BEGIN EXERCISE MATERIALS

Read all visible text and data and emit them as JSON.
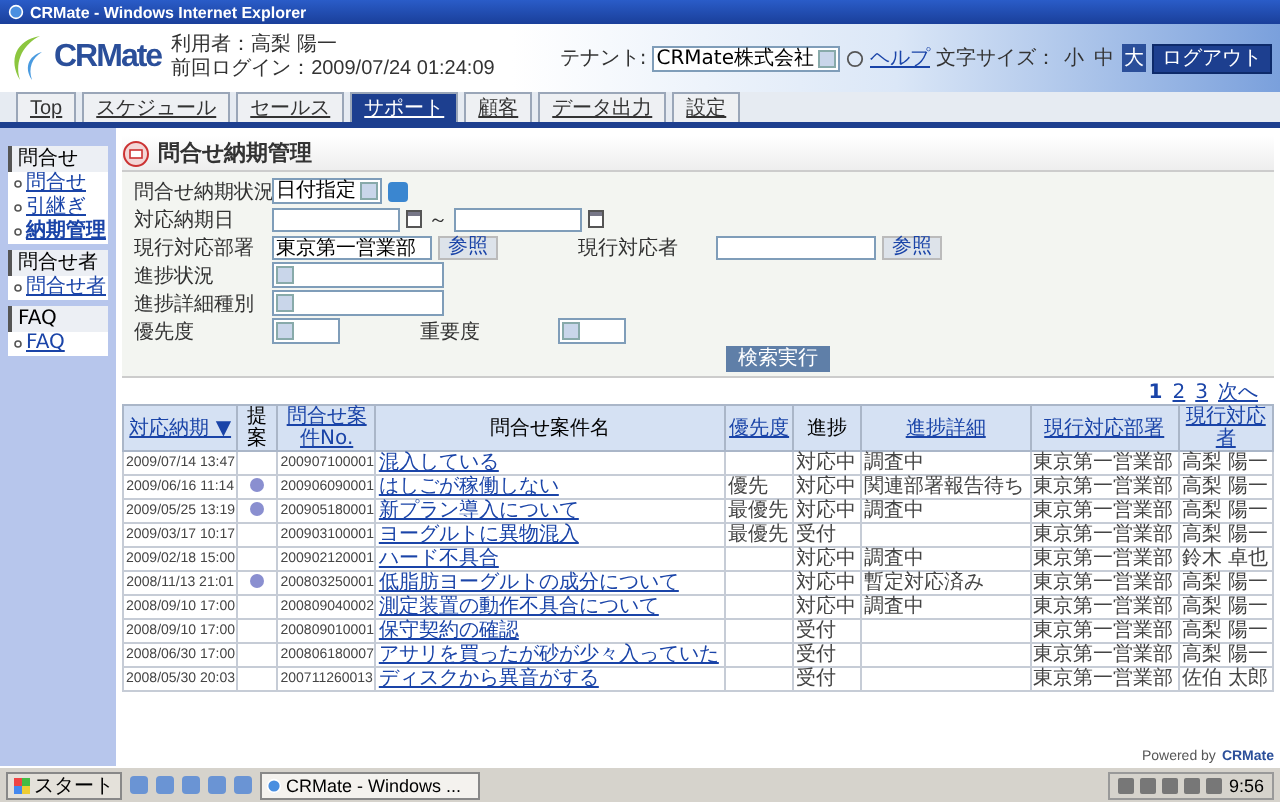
{
  "window": {
    "title": "CRMate - Windows Internet Explorer"
  },
  "header": {
    "logo": "CRMate",
    "user_label": "利用者：",
    "user_name": "高梨 陽一",
    "last_login": "前回ログイン：2009/07/24 01:24:09",
    "tenant_label": "テナント:",
    "tenant": "CRMate株式会社",
    "help": "ヘルプ",
    "font_size_label": "文字サイズ：",
    "font_sizes": [
      {
        "label": "小",
        "selected": false
      },
      {
        "label": "中",
        "selected": false
      },
      {
        "label": "大",
        "selected": true
      }
    ],
    "logout": "ログアウト"
  },
  "nav": [
    {
      "label": "Top",
      "selected": false
    },
    {
      "label": "スケジュール",
      "selected": false
    },
    {
      "label": "セールス",
      "selected": false
    },
    {
      "label": "サポート",
      "selected": true
    },
    {
      "label": "顧客",
      "selected": false
    },
    {
      "label": "データ出力",
      "selected": false
    },
    {
      "label": "設定",
      "selected": false
    }
  ],
  "sidebar": [
    {
      "title": "問合せ",
      "items": [
        {
          "label": "問合せ",
          "selected": false
        },
        {
          "label": "引継ぎ",
          "selected": false
        },
        {
          "label": "納期管理",
          "selected": true
        }
      ]
    },
    {
      "title": "問合せ者",
      "items": [
        {
          "label": "問合せ者",
          "selected": false
        }
      ]
    },
    {
      "title": "FAQ",
      "items": [
        {
          "label": "FAQ",
          "selected": false
        }
      ]
    }
  ],
  "page_title": "問合せ納期管理",
  "form": [
    {
      "fields": [
        {
          "kind": "select",
          "label": "問合せ納期状況",
          "value": "日付指定",
          "help": true
        }
      ]
    },
    {
      "fields": [
        {
          "kind": "date_range",
          "label": "対応納期日",
          "separator": "～"
        }
      ]
    },
    {
      "fields": [
        {
          "kind": "reference",
          "label": "現行対応部署",
          "value": "東京第一営業部",
          "button": "参照"
        },
        {
          "kind": "reference",
          "label": "現行対応者",
          "button": "参照"
        }
      ]
    },
    {
      "fields": [
        {
          "kind": "select",
          "label": "進捗状況",
          "wide": true
        }
      ]
    },
    {
      "fields": [
        {
          "kind": "select",
          "label": "進捗詳細種別",
          "wide": true
        }
      ]
    },
    {
      "fields": [
        {
          "kind": "select",
          "label": "優先度"
        },
        {
          "kind": "select",
          "label": "重要度"
        }
      ]
    }
  ],
  "search_button": "検索実行",
  "pagination": [
    {
      "label": "1",
      "selected": true
    },
    {
      "label": "2",
      "selected": false
    },
    {
      "label": "3",
      "selected": false
    },
    {
      "label": "次へ",
      "selected": false
    }
  ],
  "table": {
    "columns": [
      {
        "label": "対応納期 ▼",
        "sortable": true
      },
      {
        "label": "提案",
        "sortable": false
      },
      {
        "label": "問合せ案件No.",
        "sortable": true
      },
      {
        "label": "問合せ案件名",
        "sortable": false
      },
      {
        "label": "優先度",
        "sortable": true
      },
      {
        "label": "進捗",
        "sortable": false
      },
      {
        "label": "進捗詳細",
        "sortable": true
      },
      {
        "label": "現行対応部署",
        "sortable": true
      },
      {
        "label": "現行対応者",
        "sortable": true
      }
    ],
    "rows": [
      {
        "due": "2009/07/14 13:47",
        "suggested": false,
        "no": "200907100001",
        "name": "混入している",
        "priority": "",
        "progress": "対応中",
        "detail": "調査中",
        "dept": "東京第一営業部",
        "person": "高梨 陽一"
      },
      {
        "due": "2009/06/16 11:14",
        "suggested": true,
        "no": "200906090001",
        "name": "はしごが稼働しない",
        "priority": "優先",
        "progress": "対応中",
        "detail": "関連部署報告待ち",
        "dept": "東京第一営業部",
        "person": "高梨 陽一"
      },
      {
        "due": "2009/05/25 13:19",
        "suggested": true,
        "no": "200905180001",
        "name": "新プラン導入について",
        "priority": "最優先",
        "progress": "対応中",
        "detail": "調査中",
        "dept": "東京第一営業部",
        "person": "高梨 陽一"
      },
      {
        "due": "2009/03/17 10:17",
        "suggested": false,
        "no": "200903100001",
        "name": "ヨーグルトに異物混入",
        "priority": "最優先",
        "progress": "受付",
        "detail": "",
        "dept": "東京第一営業部",
        "person": "高梨 陽一"
      },
      {
        "due": "2009/02/18 15:00",
        "suggested": false,
        "no": "200902120001",
        "name": "ハード不具合",
        "priority": "",
        "progress": "対応中",
        "detail": "調査中",
        "dept": "東京第一営業部",
        "person": "鈴木 卓也"
      },
      {
        "due": "2008/11/13 21:01",
        "suggested": true,
        "no": "200803250001",
        "name": "低脂肪ヨーグルトの成分について",
        "priority": "",
        "progress": "対応中",
        "detail": "暫定対応済み",
        "dept": "東京第一営業部",
        "person": "高梨 陽一"
      },
      {
        "due": "2008/09/10 17:00",
        "suggested": false,
        "no": "200809040002",
        "name": "測定装置の動作不具合について",
        "priority": "",
        "progress": "対応中",
        "detail": "調査中",
        "dept": "東京第一営業部",
        "person": "高梨 陽一"
      },
      {
        "due": "2008/09/10 17:00",
        "suggested": false,
        "no": "200809010001",
        "name": "保守契約の確認",
        "priority": "",
        "progress": "受付",
        "detail": "",
        "dept": "東京第一営業部",
        "person": "高梨 陽一"
      },
      {
        "due": "2008/06/30 17:00",
        "suggested": false,
        "no": "200806180007",
        "name": "アサリを買ったが砂が少々入っていた",
        "priority": "",
        "progress": "受付",
        "detail": "",
        "dept": "東京第一営業部",
        "person": "高梨 陽一"
      },
      {
        "due": "2008/05/30 20:03",
        "suggested": false,
        "no": "200711260013",
        "name": "ディスクから異音がする",
        "priority": "",
        "progress": "受付",
        "detail": "",
        "dept": "東京第一営業部",
        "person": "佐伯 太郎"
      }
    ]
  },
  "footer": {
    "powered_by": "Powered by",
    "brand": "CRMate"
  },
  "taskbar": {
    "start": "スタート",
    "tasks": [
      {
        "label": "CRMate - Windows ...",
        "selected": true
      }
    ],
    "clock": "9:56"
  }
}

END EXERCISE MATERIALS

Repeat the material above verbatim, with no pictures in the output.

RESPONSE:
Read all visible text and data and emit them as JSON.
{
  "window": {
    "title": "CRMate - Windows Internet Explorer"
  },
  "header": {
    "logo": "CRMate",
    "user_label": "利用者：",
    "user_name": "高梨 陽一",
    "last_login": "前回ログイン：2009/07/24 01:24:09",
    "tenant_label": "テナント:",
    "tenant": "CRMate株式会社",
    "help": "ヘルプ",
    "font_size_label": "文字サイズ：",
    "font_sizes": [
      {
        "label": "小",
        "selected": false
      },
      {
        "label": "中",
        "selected": false
      },
      {
        "label": "大",
        "selected": true
      }
    ],
    "logout": "ログアウト"
  },
  "nav": [
    {
      "label": "Top",
      "selected": false
    },
    {
      "label": "スケジュール",
      "selected": false
    },
    {
      "label": "セールス",
      "selected": false
    },
    {
      "label": "サポート",
      "selected": true
    },
    {
      "label": "顧客",
      "selected": false
    },
    {
      "label": "データ出力",
      "selected": false
    },
    {
      "label": "設定",
      "selected": false
    }
  ],
  "sidebar": [
    {
      "title": "問合せ",
      "items": [
        {
          "label": "問合せ",
          "selected": false
        },
        {
          "label": "引継ぎ",
          "selected": false
        },
        {
          "label": "納期管理",
          "selected": true
        }
      ]
    },
    {
      "title": "問合せ者",
      "items": [
        {
          "label": "問合せ者",
          "selected": false
        }
      ]
    },
    {
      "title": "FAQ",
      "items": [
        {
          "label": "FAQ",
          "selected": false
        }
      ]
    }
  ],
  "page_title": "問合せ納期管理",
  "form": [
    {
      "fields": [
        {
          "kind": "select",
          "label": "問合せ納期状況",
          "value": "日付指定",
          "help": true
        }
      ]
    },
    {
      "fields": [
        {
          "kind": "date_range",
          "label": "対応納期日",
          "separator": "～"
        }
      ]
    },
    {
      "fields": [
        {
          "kind": "reference",
          "label": "現行対応部署",
          "value": "東京第一営業部",
          "button": "参照"
        },
        {
          "kind": "reference",
          "label": "現行対応者",
          "button": "参照"
        }
      ]
    },
    {
      "fields": [
        {
          "kind": "select",
          "label": "進捗状況",
          "wide": true
        }
      ]
    },
    {
      "fields": [
        {
          "kind": "select",
          "label": "進捗詳細種別",
          "wide": true
        }
      ]
    },
    {
      "fields": [
        {
          "kind": "select",
          "label": "優先度"
        },
        {
          "kind": "select",
          "label": "重要度"
        }
      ]
    }
  ],
  "search_button": "検索実行",
  "pagination": [
    {
      "label": "1",
      "selected": true
    },
    {
      "label": "2",
      "selected": false
    },
    {
      "label": "3",
      "selected": false
    },
    {
      "label": "次へ",
      "selected": false
    }
  ],
  "table": {
    "columns": [
      {
        "label": "対応納期 ▼",
        "sortable": true
      },
      {
        "label": "提案",
        "sortable": false
      },
      {
        "label": "問合せ案件No.",
        "sortable": true
      },
      {
        "label": "問合せ案件名",
        "sortable": false
      },
      {
        "label": "優先度",
        "sortable": true
      },
      {
        "label": "進捗",
        "sortable": false
      },
      {
        "label": "進捗詳細",
        "sortable": true
      },
      {
        "label": "現行対応部署",
        "sortable": true
      },
      {
        "label": "現行対応者",
        "sortable": true
      }
    ],
    "rows": [
      {
        "due": "2009/07/14 13:47",
        "suggested": false,
        "no": "200907100001",
        "name": "混入している",
        "priority": "",
        "progress": "対応中",
        "detail": "調査中",
        "dept": "東京第一営業部",
        "person": "高梨 陽一"
      },
      {
        "due": "2009/06/16 11:14",
        "suggested": true,
        "no": "200906090001",
        "name": "はしごが稼働しない",
        "priority": "優先",
        "progress": "対応中",
        "detail": "関連部署報告待ち",
        "dept": "東京第一営業部",
        "person": "高梨 陽一"
      },
      {
        "due": "2009/05/25 13:19",
        "suggested": true,
        "no": "200905180001",
        "name": "新プラン導入について",
        "priority": "最優先",
        "progress": "対応中",
        "detail": "調査中",
        "dept": "東京第一営業部",
        "person": "高梨 陽一"
      },
      {
        "due": "2009/03/17 10:17",
        "suggested": false,
        "no": "200903100001",
        "name": "ヨーグルトに異物混入",
        "priority": "最優先",
        "progress": "受付",
        "detail": "",
        "dept": "東京第一営業部",
        "person": "高梨 陽一"
      },
      {
        "due": "2009/02/18 15:00",
        "suggested": false,
        "no": "200902120001",
        "name": "ハード不具合",
        "priority": "",
        "progress": "対応中",
        "detail": "調査中",
        "dept": "東京第一営業部",
        "person": "鈴木 卓也"
      },
      {
        "due": "2008/11/13 21:01",
        "suggested": true,
        "no": "200803250001",
        "name": "低脂肪ヨーグルトの成分について",
        "priority": "",
        "progress": "対応中",
        "detail": "暫定対応済み",
        "dept": "東京第一営業部",
        "person": "高梨 陽一"
      },
      {
        "due": "2008/09/10 17:00",
        "suggested": false,
        "no": "200809040002",
        "name": "測定装置の動作不具合について",
        "priority": "",
        "progress": "対応中",
        "detail": "調査中",
        "dept": "東京第一営業部",
        "person": "高梨 陽一"
      },
      {
        "due": "2008/09/10 17:00",
        "suggested": false,
        "no": "200809010001",
        "name": "保守契約の確認",
        "priority": "",
        "progress": "受付",
        "detail": "",
        "dept": "東京第一営業部",
        "person": "高梨 陽一"
      },
      {
        "due": "2008/06/30 17:00",
        "suggested": false,
        "no": "200806180007",
        "name": "アサリを買ったが砂が少々入っていた",
        "priority": "",
        "progress": "受付",
        "detail": "",
        "dept": "東京第一営業部",
        "person": "高梨 陽一"
      },
      {
        "due": "2008/05/30 20:03",
        "suggested": false,
        "no": "200711260013",
        "name": "ディスクから異音がする",
        "priority": "",
        "progress": "受付",
        "detail": "",
        "dept": "東京第一営業部",
        "person": "佐伯 太郎"
      }
    ]
  },
  "footer": {
    "powered_by": "Powered by",
    "brand": "CRMate"
  },
  "taskbar": {
    "start": "スタート",
    "tasks": [
      {
        "label": "CRMate - Windows ...",
        "selected": true
      }
    ],
    "clock": "9:56"
  }
}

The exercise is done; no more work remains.